In Russia it is now illegal to even speak about homosexuality around minors, much less openly display gay pride. Technically the ban is against “propaganda of nontraditional sexual relations” around minors, but the implication for openly gay individuals is clear. Public displays of affection by gays, including holding hands or displaying symbols like a rainbow flag, are now banned.

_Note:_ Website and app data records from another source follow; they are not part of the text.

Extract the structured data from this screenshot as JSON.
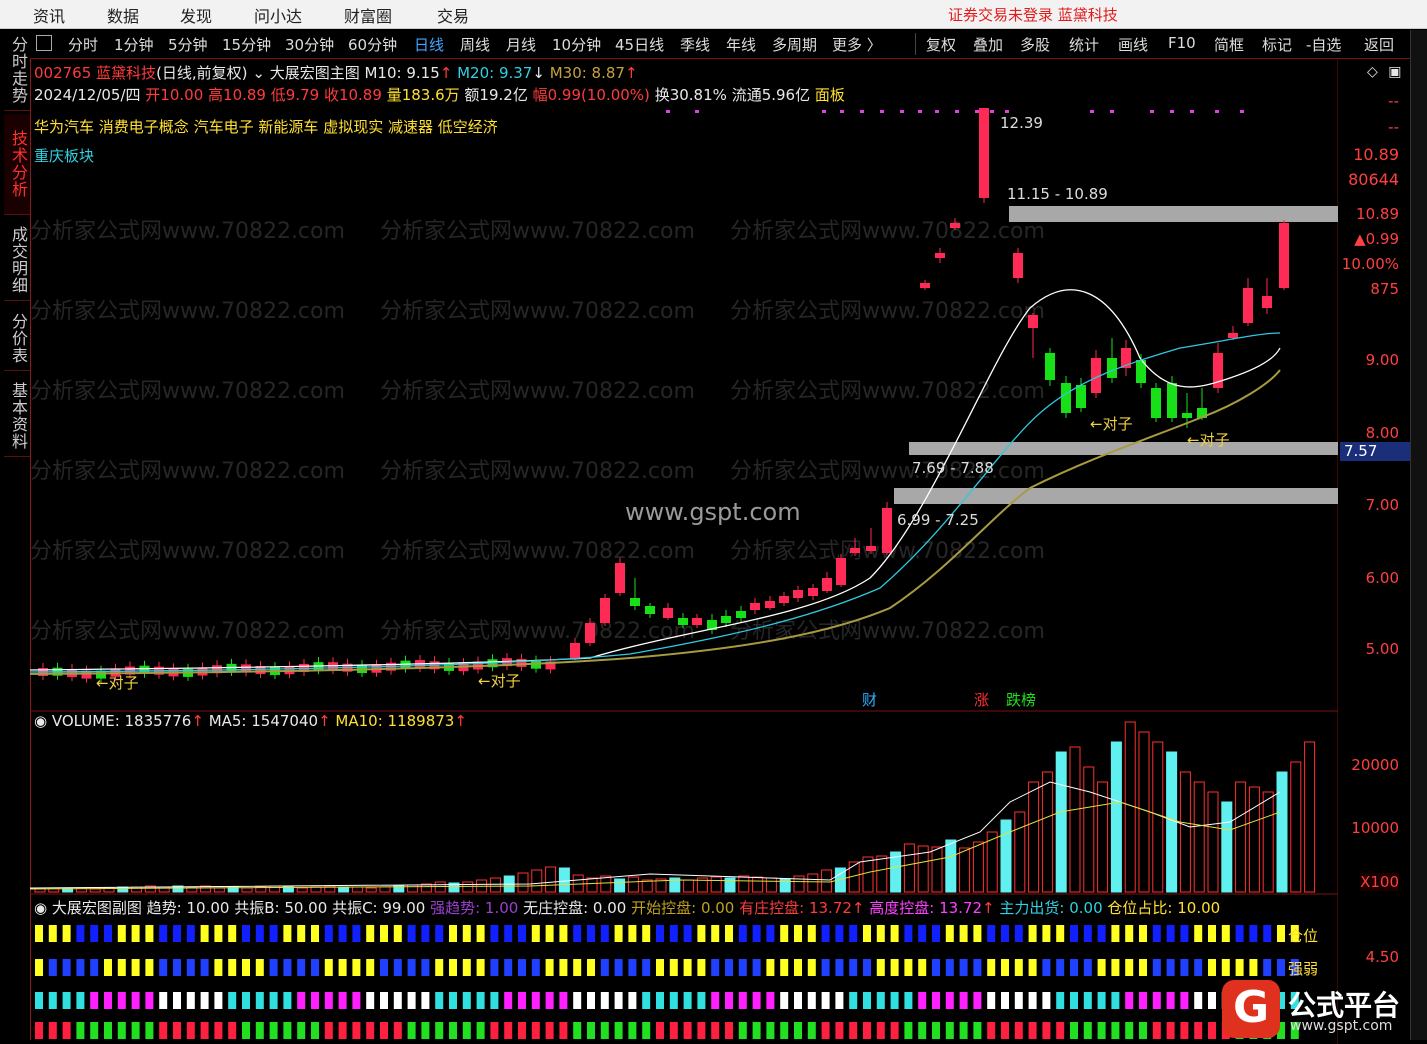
{
  "top_menu": {
    "items": [
      "资讯",
      "数据",
      "发现",
      "问小达",
      "财富圈",
      "交易"
    ],
    "status": "证券交易未登录  蓝黛科技"
  },
  "side_tabs": [
    "分时走势",
    "技术分析",
    "成交明细",
    "分价表",
    "基本资料"
  ],
  "periods": [
    "分时",
    "1分钟",
    "5分钟",
    "15分钟",
    "30分钟",
    "60分钟",
    "日线",
    "周线",
    "月线",
    "10分钟",
    "45日线",
    "季线",
    "年线",
    "多周期",
    "更多 〉"
  ],
  "active_period": "日线",
  "tools": [
    "复权",
    "叠加",
    "多股",
    "统计",
    "画线",
    "F10",
    "简框",
    "标记",
    "-自选",
    "返回"
  ],
  "stock": {
    "code": "002765",
    "name": "蓝黛科技",
    "mode": "(日线,前复权)",
    "indicator": "大展宏图主图",
    "m10": "M10: 9.15",
    "m20": "M20: 9.37",
    "m30": "M30: 8.87",
    "date": "2024/12/05/四",
    "open": "开10.00",
    "high": "高10.89",
    "low": "低9.79",
    "close": "收10.89",
    "volume": "量183.6万",
    "amount": "额19.2亿",
    "change": "幅0.99(10.00%)",
    "turnover": "换30.81%",
    "float_cap": "流通5.96亿",
    "board": "面板"
  },
  "concepts": [
    "华为汽车",
    "消费电子概念",
    "汽车电子",
    "新能源车",
    "虚拟现实",
    "减速器",
    "低空经济"
  ],
  "region": "重庆板块",
  "right_panel": {
    "dash1": "--",
    "dash2": "--",
    "price": "10.89",
    "vol": "80644",
    "last": "10.89",
    "chg": "▲0.99",
    "pct": "10.00%",
    "hand": "875",
    "current_marker": "7.57"
  },
  "price_axis": [
    "9.00",
    "8.00",
    "7.00",
    "6.00",
    "5.00"
  ],
  "annotations": {
    "high": "12.39",
    "zone_top": "11.15 - 10.89",
    "zone_mid": "7.69 - 7.88",
    "zone_low": "6.99 - 7.25",
    "pair1": "←对子",
    "pair2": "←对子",
    "pair3": "←对子",
    "pair4": "←对子",
    "tag_cai": "财",
    "tag_zhang": "涨",
    "tag_bang": "跌榜"
  },
  "volume_panel": {
    "title": "VOLUME: 1835776",
    "ma5": "MA5: 1547040",
    "ma10": "MA10: 1189873",
    "axis": [
      "20000",
      "10000"
    ],
    "unit": "X100"
  },
  "sub_panel": {
    "title": "大展宏图副图",
    "trend": "趋势: 10.00",
    "resB": "共振B: 50.00",
    "resC": "共振C: 99.00",
    "strong": "强趋势: 1.00",
    "no_control": "无庄控盘: 0.00",
    "start_control": "开始控盘: 0.00",
    "has_control": "有庄控盘: 13.72",
    "high_control": "高度控盘: 13.72",
    "main_out": "主力出货: 0.00",
    "position": "仓位占比: 10.00",
    "row1_label": "仓位",
    "row2_label": "强弱",
    "axis": "4.50"
  },
  "watermark": "分析家公式网www.70822.com",
  "gspt": "www.gspt.com",
  "logo": {
    "text": "公式平台",
    "url": "www.gspt.com"
  },
  "colors": {
    "up": "#ff2a55",
    "down": "#18e018",
    "ma_white": "#ffffff",
    "ma_cyan": "#30c8e0",
    "ma_olive": "#a89a40",
    "zone": "#a8a8a8"
  }
}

Violators face steep fines and jail time; foreigners face similar penalties plus deportation.
So what will happen to openly gay athletes and fans, as well as any vocal supporters or protestors, when Russia hosts the Winter Olympics next year in Sochi?

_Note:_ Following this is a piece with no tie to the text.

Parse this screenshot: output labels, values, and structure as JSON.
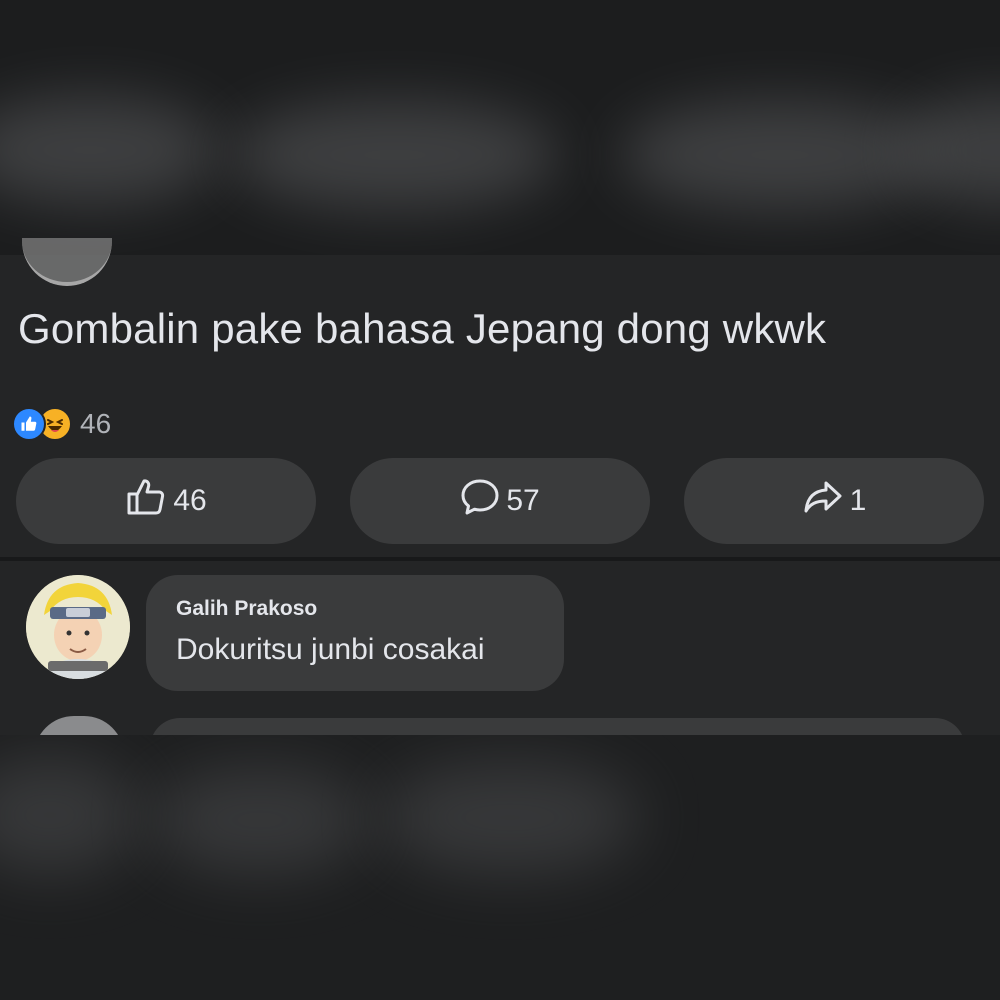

This week, comments by a lawmaker from St. Petersburg set off a firestorm online when he said that fans and athletes would not be immune from prosecution during the games.
Vitaly Milonov, who sponsored legislation in St. Petersburg last year that became the basis for a national law signed by President Vladimir Putin in June, was quoted telling the Interfax news agency that the law will remain in place during the Olympics and will be applied to foreigners.